Since 1996, Ian has exhibited works every year and has curated many exhibitions across Australia. He hopes visitors to Eclectic Avenue will gain an appreciation of the spirit of his aboriginal heritage over the course of his artistic journey and how crucial it is that this culture is not lost.
South Australian artist and Gallery 1855 favourite Annabelle Collett is heading to Vietnam to take up a three-month art residency at the New Space Arts Foundation in Hue City.
Annabelle was awarded the residency by the pro-Asia engagement firm Asialink, and it will be funded by state government arts funding body ArtsSA. During her time in Vietnam Annabelle will explore site-specific items in developing sculptural works that look deeper into attitudes, sexuality and identities.

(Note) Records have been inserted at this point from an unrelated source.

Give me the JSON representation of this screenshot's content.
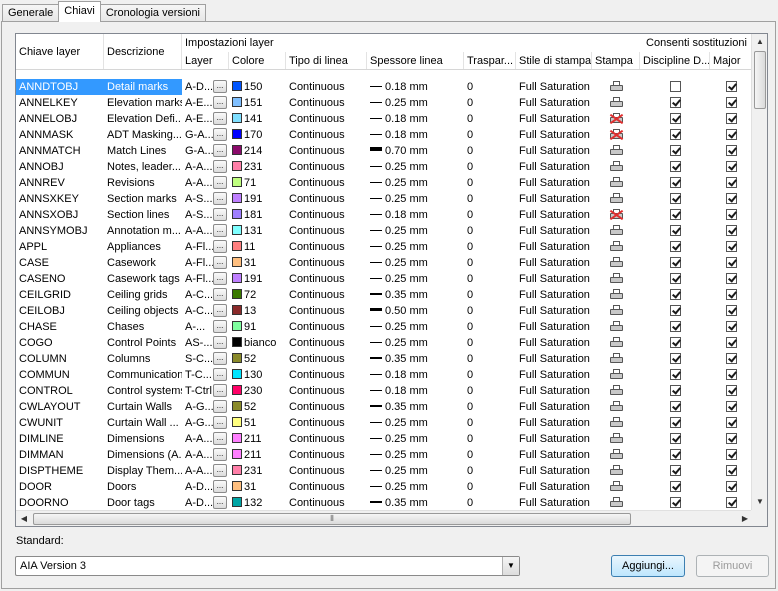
{
  "tabs": [
    "Generale",
    "Chiavi",
    "Cronologia versioni"
  ],
  "active_tab": 1,
  "headers": {
    "chiave": "Chiave layer",
    "descrizione": "Descrizione",
    "impostazioni": "Impostazioni layer",
    "consenti": "Consenti sostituzioni",
    "layer": "Layer",
    "colore": "Colore",
    "tipo": "Tipo di linea",
    "spessore": "Spessore linea",
    "trasparenza": "Traspar...",
    "stile": "Stile di stampa",
    "stampa": "Stampa",
    "discipline": "Discipline D...",
    "major": "Major"
  },
  "colors": {
    "selection": "#3399ff",
    "noplot": "#e03030"
  },
  "rows": [
    {
      "key": "ANNDTOBJ",
      "desc": "Detail marks",
      "layer": "A-D...",
      "color": "150",
      "swatch": "#0055ff",
      "lt": "Continuous",
      "lw": "0.18 mm",
      "lwh": 1,
      "tr": "0",
      "ps": "Full Saturation",
      "plot": true,
      "dis": false,
      "maj": true,
      "sel": true
    },
    {
      "key": "ANNELKEY",
      "desc": "Elevation marks",
      "layer": "A-E...",
      "color": "151",
      "swatch": "#7fbfff",
      "lt": "Continuous",
      "lw": "0.25 mm",
      "lwh": 1,
      "tr": "0",
      "ps": "Full Saturation",
      "plot": true,
      "dis": true,
      "maj": true
    },
    {
      "key": "ANNELOBJ",
      "desc": "Elevation Defi...",
      "layer": "A-E...",
      "color": "141",
      "swatch": "#7fdfff",
      "lt": "Continuous",
      "lw": "0.18 mm",
      "lwh": 1,
      "tr": "0",
      "ps": "Full Saturation",
      "plot": false,
      "dis": true,
      "maj": true
    },
    {
      "key": "ANNMASK",
      "desc": "ADT Masking...",
      "layer": "G-A...",
      "color": "170",
      "swatch": "#0000ff",
      "lt": "Continuous",
      "lw": "0.18 mm",
      "lwh": 1,
      "tr": "0",
      "ps": "Full Saturation",
      "plot": false,
      "dis": true,
      "maj": true
    },
    {
      "key": "ANNMATCH",
      "desc": "Match Lines",
      "layer": "G-A...",
      "color": "214",
      "swatch": "#8a0a6a",
      "lt": "Continuous",
      "lw": "0.70 mm",
      "lwh": 4,
      "tr": "0",
      "ps": "Full Saturation",
      "plot": true,
      "dis": true,
      "maj": true
    },
    {
      "key": "ANNOBJ",
      "desc": "Notes, leader...",
      "layer": "A-A...",
      "color": "231",
      "swatch": "#ff7fa8",
      "lt": "Continuous",
      "lw": "0.25 mm",
      "lwh": 1,
      "tr": "0",
      "ps": "Full Saturation",
      "plot": true,
      "dis": true,
      "maj": true
    },
    {
      "key": "ANNREV",
      "desc": "Revisions",
      "layer": "A-A...",
      "color": "71",
      "swatch": "#bfff7f",
      "lt": "Continuous",
      "lw": "0.25 mm",
      "lwh": 1,
      "tr": "0",
      "ps": "Full Saturation",
      "plot": true,
      "dis": true,
      "maj": true
    },
    {
      "key": "ANNSXKEY",
      "desc": "Section marks",
      "layer": "A-S...",
      "color": "191",
      "swatch": "#bf7fff",
      "lt": "Continuous",
      "lw": "0.25 mm",
      "lwh": 1,
      "tr": "0",
      "ps": "Full Saturation",
      "plot": true,
      "dis": true,
      "maj": true
    },
    {
      "key": "ANNSXOBJ",
      "desc": "Section lines",
      "layer": "A-S...",
      "color": "181",
      "swatch": "#9f7fff",
      "lt": "Continuous",
      "lw": "0.18 mm",
      "lwh": 1,
      "tr": "0",
      "ps": "Full Saturation",
      "plot": false,
      "dis": true,
      "maj": true
    },
    {
      "key": "ANNSYMOBJ",
      "desc": "Annotation m...",
      "layer": "A-A...",
      "color": "131",
      "swatch": "#7fffff",
      "lt": "Continuous",
      "lw": "0.25 mm",
      "lwh": 1,
      "tr": "0",
      "ps": "Full Saturation",
      "plot": true,
      "dis": true,
      "maj": true
    },
    {
      "key": "APPL",
      "desc": "Appliances",
      "layer": "A-Fl...",
      "color": "11",
      "swatch": "#ff7f7f",
      "lt": "Continuous",
      "lw": "0.25 mm",
      "lwh": 1,
      "tr": "0",
      "ps": "Full Saturation",
      "plot": true,
      "dis": true,
      "maj": true
    },
    {
      "key": "CASE",
      "desc": "Casework",
      "layer": "A-Fl...",
      "color": "31",
      "swatch": "#ffbf7f",
      "lt": "Continuous",
      "lw": "0.25 mm",
      "lwh": 1,
      "tr": "0",
      "ps": "Full Saturation",
      "plot": true,
      "dis": true,
      "maj": true
    },
    {
      "key": "CASENO",
      "desc": "Casework tags",
      "layer": "A-Fl...",
      "color": "191",
      "swatch": "#bf7fff",
      "lt": "Continuous",
      "lw": "0.25 mm",
      "lwh": 1,
      "tr": "0",
      "ps": "Full Saturation",
      "plot": true,
      "dis": true,
      "maj": true
    },
    {
      "key": "CEILGRID",
      "desc": "Ceiling grids",
      "layer": "A-C...",
      "color": "72",
      "swatch": "#3a7a00",
      "lt": "Continuous",
      "lw": "0.35 mm",
      "lwh": 2,
      "tr": "0",
      "ps": "Full Saturation",
      "plot": true,
      "dis": true,
      "maj": true
    },
    {
      "key": "CEILOBJ",
      "desc": "Ceiling objects",
      "layer": "A-C...",
      "color": "13",
      "swatch": "#8a2a2a",
      "lt": "Continuous",
      "lw": "0.50 mm",
      "lwh": 3,
      "tr": "0",
      "ps": "Full Saturation",
      "plot": true,
      "dis": true,
      "maj": true
    },
    {
      "key": "CHASE",
      "desc": "Chases",
      "layer": "A-...",
      "color": "91",
      "swatch": "#7fff9f",
      "lt": "Continuous",
      "lw": "0.25 mm",
      "lwh": 1,
      "tr": "0",
      "ps": "Full Saturation",
      "plot": true,
      "dis": true,
      "maj": true
    },
    {
      "key": "COGO",
      "desc": "Control Points",
      "layer": "AS-...",
      "color": "bianco",
      "swatch": "#000000",
      "lt": "Continuous",
      "lw": "0.25 mm",
      "lwh": 1,
      "tr": "0",
      "ps": "Full Saturation",
      "plot": true,
      "dis": true,
      "maj": true
    },
    {
      "key": "COLUMN",
      "desc": "Columns",
      "layer": "S-C...",
      "color": "52",
      "swatch": "#8a8a2a",
      "lt": "Continuous",
      "lw": "0.35 mm",
      "lwh": 2,
      "tr": "0",
      "ps": "Full Saturation",
      "plot": true,
      "dis": true,
      "maj": true
    },
    {
      "key": "COMMUN",
      "desc": "Communication",
      "layer": "T-C...",
      "color": "130",
      "swatch": "#00e5ff",
      "lt": "Continuous",
      "lw": "0.18 mm",
      "lwh": 1,
      "tr": "0",
      "ps": "Full Saturation",
      "plot": true,
      "dis": true,
      "maj": true
    },
    {
      "key": "CONTROL",
      "desc": "Control systems",
      "layer": "T-Ctrl",
      "color": "230",
      "swatch": "#ff0066",
      "lt": "Continuous",
      "lw": "0.18 mm",
      "lwh": 1,
      "tr": "0",
      "ps": "Full Saturation",
      "plot": true,
      "dis": true,
      "maj": true
    },
    {
      "key": "CWLAYOUT",
      "desc": "Curtain Walls",
      "layer": "A-G...",
      "color": "52",
      "swatch": "#8a8a2a",
      "lt": "Continuous",
      "lw": "0.35 mm",
      "lwh": 2,
      "tr": "0",
      "ps": "Full Saturation",
      "plot": true,
      "dis": true,
      "maj": true
    },
    {
      "key": "CWUNIT",
      "desc": "Curtain Wall ...",
      "layer": "A-G...",
      "color": "51",
      "swatch": "#ffff7f",
      "lt": "Continuous",
      "lw": "0.25 mm",
      "lwh": 1,
      "tr": "0",
      "ps": "Full Saturation",
      "plot": true,
      "dis": true,
      "maj": true
    },
    {
      "key": "DIMLINE",
      "desc": "Dimensions",
      "layer": "A-A...",
      "color": "211",
      "swatch": "#ff7fff",
      "lt": "Continuous",
      "lw": "0.25 mm",
      "lwh": 1,
      "tr": "0",
      "ps": "Full Saturation",
      "plot": true,
      "dis": true,
      "maj": true
    },
    {
      "key": "DIMMAN",
      "desc": "Dimensions (A...",
      "layer": "A-A...",
      "color": "211",
      "swatch": "#ff7fff",
      "lt": "Continuous",
      "lw": "0.25 mm",
      "lwh": 1,
      "tr": "0",
      "ps": "Full Saturation",
      "plot": true,
      "dis": true,
      "maj": true
    },
    {
      "key": "DISPTHEME",
      "desc": "Display Them...",
      "layer": "A-A...",
      "color": "231",
      "swatch": "#ff7fa8",
      "lt": "Continuous",
      "lw": "0.25 mm",
      "lwh": 1,
      "tr": "0",
      "ps": "Full Saturation",
      "plot": true,
      "dis": true,
      "maj": true
    },
    {
      "key": "DOOR",
      "desc": "Doors",
      "layer": "A-D...",
      "color": "31",
      "swatch": "#ffbf7f",
      "lt": "Continuous",
      "lw": "0.25 mm",
      "lwh": 1,
      "tr": "0",
      "ps": "Full Saturation",
      "plot": true,
      "dis": true,
      "maj": true
    },
    {
      "key": "DOORNO",
      "desc": "Door tags",
      "layer": "A-D...",
      "color": "132",
      "swatch": "#00a5a5",
      "lt": "Continuous",
      "lw": "0.35 mm",
      "lwh": 2,
      "tr": "0",
      "ps": "Full Saturation",
      "plot": true,
      "dis": true,
      "maj": true
    }
  ],
  "standard_label": "Standard:",
  "standard_value": "AIA Version 3",
  "buttons": {
    "add": "Aggiungi...",
    "remove": "Rimuovi"
  },
  "icons": {
    "layer_browse": "...",
    "scroll_up": "▲",
    "scroll_down": "▼",
    "scroll_left": "◀",
    "scroll_right": "▶",
    "grip": "⦀",
    "dropdown": "▼"
  }
}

Annabelle Collett has worked as a professional artist, designer and craftsperson for over 30 years. Her constant explorations have engaged her in a variety of disciplines, applications and collaborations.
She is known for her sculptural elements, which primarily use fabric, as well as plastics, mosaic, metal, fibres and found objects. She explores the abstract coverings of both the body and the environment we live in, conveying them as resonators of social history, gender attitude and personal commentary.
In 2013 she facilitated the Fantastication creative development workshop series for the local community at Gallery 1855, helping participants create a large-scale wall installation made from plastic waste at the Golden Grove Arts Centre.
Recently she facilitated Material World, another workshop series where the creative outcomes were exhibited in the form of a large-scale installation in Tea Tree Gully’s Pine Park Reserve. For this community arts project, participants used fabric waste to create new objects and were encouraged by Annabelle to rethink about the things we throw away.